WHAT THE TASK REQUIRES
Repeat every record below exactly, omitting any pictures.

PROVIDED RECORDS
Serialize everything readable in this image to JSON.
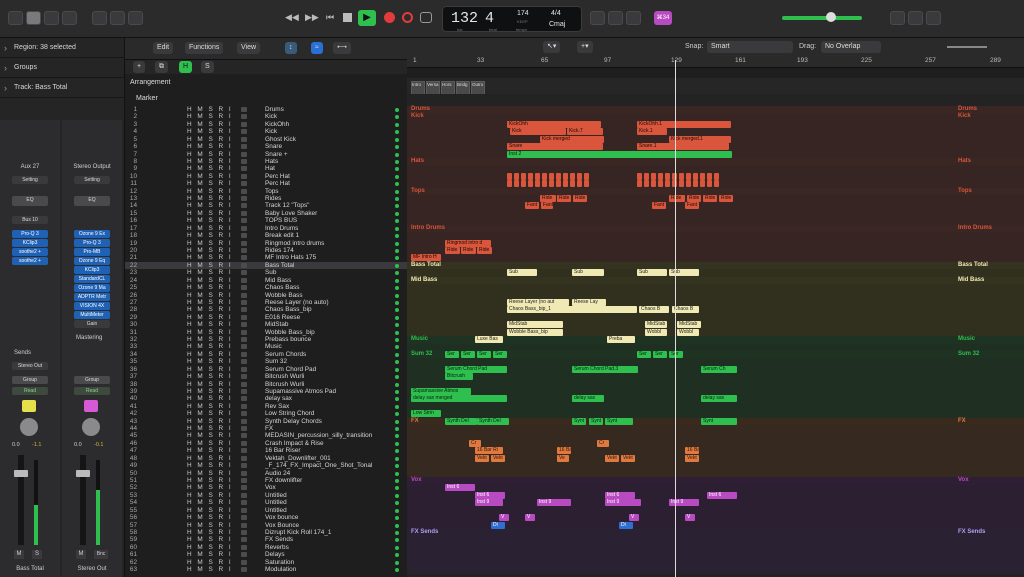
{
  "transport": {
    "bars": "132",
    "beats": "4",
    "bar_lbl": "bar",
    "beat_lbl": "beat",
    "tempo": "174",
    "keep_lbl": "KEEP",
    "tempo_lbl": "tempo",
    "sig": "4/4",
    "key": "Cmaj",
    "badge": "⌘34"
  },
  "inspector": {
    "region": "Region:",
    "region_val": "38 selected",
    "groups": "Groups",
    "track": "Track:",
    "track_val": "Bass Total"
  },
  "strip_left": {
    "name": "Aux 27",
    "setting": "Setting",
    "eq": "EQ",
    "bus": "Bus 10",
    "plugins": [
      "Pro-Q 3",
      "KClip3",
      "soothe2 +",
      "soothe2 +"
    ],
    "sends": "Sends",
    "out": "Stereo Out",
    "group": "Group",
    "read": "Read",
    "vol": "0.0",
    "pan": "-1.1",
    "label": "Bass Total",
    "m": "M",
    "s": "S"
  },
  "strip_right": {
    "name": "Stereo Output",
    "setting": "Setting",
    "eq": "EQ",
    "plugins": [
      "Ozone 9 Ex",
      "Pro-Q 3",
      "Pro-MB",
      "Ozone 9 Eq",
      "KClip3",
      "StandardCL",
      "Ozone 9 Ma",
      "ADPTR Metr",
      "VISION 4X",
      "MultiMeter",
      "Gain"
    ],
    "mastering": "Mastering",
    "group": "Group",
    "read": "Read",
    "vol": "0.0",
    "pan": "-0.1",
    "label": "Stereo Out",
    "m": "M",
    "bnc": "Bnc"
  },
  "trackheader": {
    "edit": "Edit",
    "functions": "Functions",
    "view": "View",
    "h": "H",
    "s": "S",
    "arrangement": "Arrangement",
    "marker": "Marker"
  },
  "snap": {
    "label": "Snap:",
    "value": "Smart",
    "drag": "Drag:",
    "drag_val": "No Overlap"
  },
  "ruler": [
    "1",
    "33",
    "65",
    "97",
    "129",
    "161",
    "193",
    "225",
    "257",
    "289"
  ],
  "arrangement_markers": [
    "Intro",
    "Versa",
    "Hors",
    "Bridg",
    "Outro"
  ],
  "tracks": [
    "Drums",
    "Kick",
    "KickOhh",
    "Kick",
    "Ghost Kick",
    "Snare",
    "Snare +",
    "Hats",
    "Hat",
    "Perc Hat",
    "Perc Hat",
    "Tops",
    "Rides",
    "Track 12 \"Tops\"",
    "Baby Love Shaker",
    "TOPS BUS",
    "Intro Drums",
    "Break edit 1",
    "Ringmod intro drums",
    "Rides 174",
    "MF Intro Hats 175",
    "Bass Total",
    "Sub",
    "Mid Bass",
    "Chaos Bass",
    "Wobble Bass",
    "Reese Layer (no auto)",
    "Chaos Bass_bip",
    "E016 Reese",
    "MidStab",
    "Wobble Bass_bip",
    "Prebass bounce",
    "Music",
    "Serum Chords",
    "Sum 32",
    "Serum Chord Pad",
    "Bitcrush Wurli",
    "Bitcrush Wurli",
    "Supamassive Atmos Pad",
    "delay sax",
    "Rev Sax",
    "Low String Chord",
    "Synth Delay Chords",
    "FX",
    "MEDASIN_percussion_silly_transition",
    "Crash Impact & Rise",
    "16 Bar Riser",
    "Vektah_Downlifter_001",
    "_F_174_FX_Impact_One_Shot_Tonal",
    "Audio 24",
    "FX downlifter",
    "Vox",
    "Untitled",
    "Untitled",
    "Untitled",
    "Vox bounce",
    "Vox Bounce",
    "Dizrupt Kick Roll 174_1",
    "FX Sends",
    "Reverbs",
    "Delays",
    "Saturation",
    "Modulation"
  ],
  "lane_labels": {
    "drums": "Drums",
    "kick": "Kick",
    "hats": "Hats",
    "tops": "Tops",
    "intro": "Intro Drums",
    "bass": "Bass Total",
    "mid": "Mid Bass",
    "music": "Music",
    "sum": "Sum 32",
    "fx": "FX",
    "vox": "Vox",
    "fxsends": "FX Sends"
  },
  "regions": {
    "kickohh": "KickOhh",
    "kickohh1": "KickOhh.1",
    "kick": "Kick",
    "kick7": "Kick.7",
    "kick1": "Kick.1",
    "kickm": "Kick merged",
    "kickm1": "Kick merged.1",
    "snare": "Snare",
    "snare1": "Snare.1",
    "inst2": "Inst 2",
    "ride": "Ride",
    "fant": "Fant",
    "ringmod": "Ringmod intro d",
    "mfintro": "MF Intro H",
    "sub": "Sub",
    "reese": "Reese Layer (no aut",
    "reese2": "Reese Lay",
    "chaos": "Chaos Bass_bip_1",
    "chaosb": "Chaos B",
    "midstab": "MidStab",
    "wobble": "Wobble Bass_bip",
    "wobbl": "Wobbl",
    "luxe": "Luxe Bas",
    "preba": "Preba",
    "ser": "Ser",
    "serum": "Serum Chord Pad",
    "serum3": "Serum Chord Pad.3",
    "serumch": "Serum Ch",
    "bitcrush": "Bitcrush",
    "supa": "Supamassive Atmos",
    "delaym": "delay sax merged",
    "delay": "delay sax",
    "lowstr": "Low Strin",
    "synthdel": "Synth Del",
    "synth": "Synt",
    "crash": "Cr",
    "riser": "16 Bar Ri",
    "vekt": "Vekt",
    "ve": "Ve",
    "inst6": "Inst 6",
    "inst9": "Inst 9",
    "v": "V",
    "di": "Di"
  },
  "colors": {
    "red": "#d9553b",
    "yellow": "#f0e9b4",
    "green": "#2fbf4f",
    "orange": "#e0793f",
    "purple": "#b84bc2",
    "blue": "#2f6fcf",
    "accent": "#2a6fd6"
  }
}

RESULT FOR THIS EXERCISE
Serialize everything readable in this image to JSON.
{
  "transport": {
    "bars": "132",
    "beats": "4",
    "bar_lbl": "bar",
    "beat_lbl": "beat",
    "tempo": "174",
    "keep_lbl": "KEEP",
    "tempo_lbl": "tempo",
    "sig": "4/4",
    "key": "Cmaj",
    "badge": "⌘34"
  },
  "inspector": {
    "region": "Region:",
    "region_val": "38 selected",
    "groups": "Groups",
    "track": "Track:",
    "track_val": "Bass Total"
  },
  "strip_left": {
    "name": "Aux 27",
    "setting": "Setting",
    "eq": "EQ",
    "bus": "Bus 10",
    "plugins": [
      "Pro-Q 3",
      "KClip3",
      "soothe2 +",
      "soothe2 +"
    ],
    "sends": "Sends",
    "out": "Stereo Out",
    "group": "Group",
    "read": "Read",
    "vol": "0.0",
    "pan": "-1.1",
    "label": "Bass Total",
    "m": "M",
    "s": "S"
  },
  "strip_right": {
    "name": "Stereo Output",
    "setting": "Setting",
    "eq": "EQ",
    "plugins": [
      "Ozone 9 Ex",
      "Pro-Q 3",
      "Pro-MB",
      "Ozone 9 Eq",
      "KClip3",
      "StandardCL",
      "Ozone 9 Ma",
      "ADPTR Metr",
      "VISION 4X",
      "MultiMeter",
      "Gain"
    ],
    "mastering": "Mastering",
    "group": "Group",
    "read": "Read",
    "vol": "0.0",
    "pan": "-0.1",
    "label": "Stereo Out",
    "m": "M",
    "bnc": "Bnc"
  },
  "trackheader": {
    "edit": "Edit",
    "functions": "Functions",
    "view": "View",
    "h": "H",
    "s": "S",
    "arrangement": "Arrangement",
    "marker": "Marker"
  },
  "snap": {
    "label": "Snap:",
    "value": "Smart",
    "drag": "Drag:",
    "drag_val": "No Overlap"
  },
  "ruler": [
    "1",
    "33",
    "65",
    "97",
    "129",
    "161",
    "193",
    "225",
    "257",
    "289"
  ],
  "arrangement_markers": [
    "Intro",
    "Versa",
    "Hors",
    "Bridg",
    "Outro"
  ],
  "tracks": [
    "Drums",
    "Kick",
    "KickOhh",
    "Kick",
    "Ghost Kick",
    "Snare",
    "Snare +",
    "Hats",
    "Hat",
    "Perc Hat",
    "Perc Hat",
    "Tops",
    "Rides",
    "Track 12 \"Tops\"",
    "Baby Love Shaker",
    "TOPS BUS",
    "Intro Drums",
    "Break edit 1",
    "Ringmod intro drums",
    "Rides 174",
    "MF Intro Hats 175",
    "Bass Total",
    "Sub",
    "Mid Bass",
    "Chaos Bass",
    "Wobble Bass",
    "Reese Layer (no auto)",
    "Chaos Bass_bip",
    "E016 Reese",
    "MidStab",
    "Wobble Bass_bip",
    "Prebass bounce",
    "Music",
    "Serum Chords",
    "Sum 32",
    "Serum Chord Pad",
    "Bitcrush Wurli",
    "Bitcrush Wurli",
    "Supamassive Atmos Pad",
    "delay sax",
    "Rev Sax",
    "Low String Chord",
    "Synth Delay Chords",
    "FX",
    "MEDASIN_percussion_silly_transition",
    "Crash Impact & Rise",
    "16 Bar Riser",
    "Vektah_Downlifter_001",
    "_F_174_FX_Impact_One_Shot_Tonal",
    "Audio 24",
    "FX downlifter",
    "Vox",
    "Untitled",
    "Untitled",
    "Untitled",
    "Vox bounce",
    "Vox Bounce",
    "Dizrupt Kick Roll 174_1",
    "FX Sends",
    "Reverbs",
    "Delays",
    "Saturation",
    "Modulation"
  ],
  "lane_labels": {
    "drums": "Drums",
    "kick": "Kick",
    "hats": "Hats",
    "tops": "Tops",
    "intro": "Intro Drums",
    "bass": "Bass Total",
    "mid": "Mid Bass",
    "music": "Music",
    "sum": "Sum 32",
    "fx": "FX",
    "vox": "Vox",
    "fxsends": "FX Sends"
  },
  "regions": {
    "kickohh": "KickOhh",
    "kickohh1": "KickOhh.1",
    "kick": "Kick",
    "kick7": "Kick.7",
    "kick1": "Kick.1",
    "kickm": "Kick merged",
    "kickm1": "Kick merged.1",
    "snare": "Snare",
    "snare1": "Snare.1",
    "inst2": "Inst 2",
    "ride": "Ride",
    "fant": "Fant",
    "ringmod": "Ringmod intro d",
    "mfintro": "MF Intro H",
    "sub": "Sub",
    "reese": "Reese Layer (no aut",
    "reese2": "Reese Lay",
    "chaos": "Chaos Bass_bip_1",
    "chaosb": "Chaos B",
    "midstab": "MidStab",
    "wobble": "Wobble Bass_bip",
    "wobbl": "Wobbl",
    "luxe": "Luxe Bas",
    "preba": "Preba",
    "ser": "Ser",
    "serum": "Serum Chord Pad",
    "serum3": "Serum Chord Pad.3",
    "serumch": "Serum Ch",
    "bitcrush": "Bitcrush",
    "supa": "Supamassive Atmos",
    "delaym": "delay sax merged",
    "delay": "delay sax",
    "lowstr": "Low Strin",
    "synthdel": "Synth Del",
    "synth": "Synt",
    "crash": "Cr",
    "riser": "16 Bar Ri",
    "vekt": "Vekt",
    "ve": "Ve",
    "inst6": "Inst 6",
    "inst9": "Inst 9",
    "v": "V",
    "di": "Di"
  },
  "colors": {
    "red": "#d9553b",
    "yellow": "#f0e9b4",
    "green": "#2fbf4f",
    "orange": "#e0793f",
    "purple": "#b84bc2",
    "blue": "#2f6fcf",
    "accent": "#2a6fd6"
  }
}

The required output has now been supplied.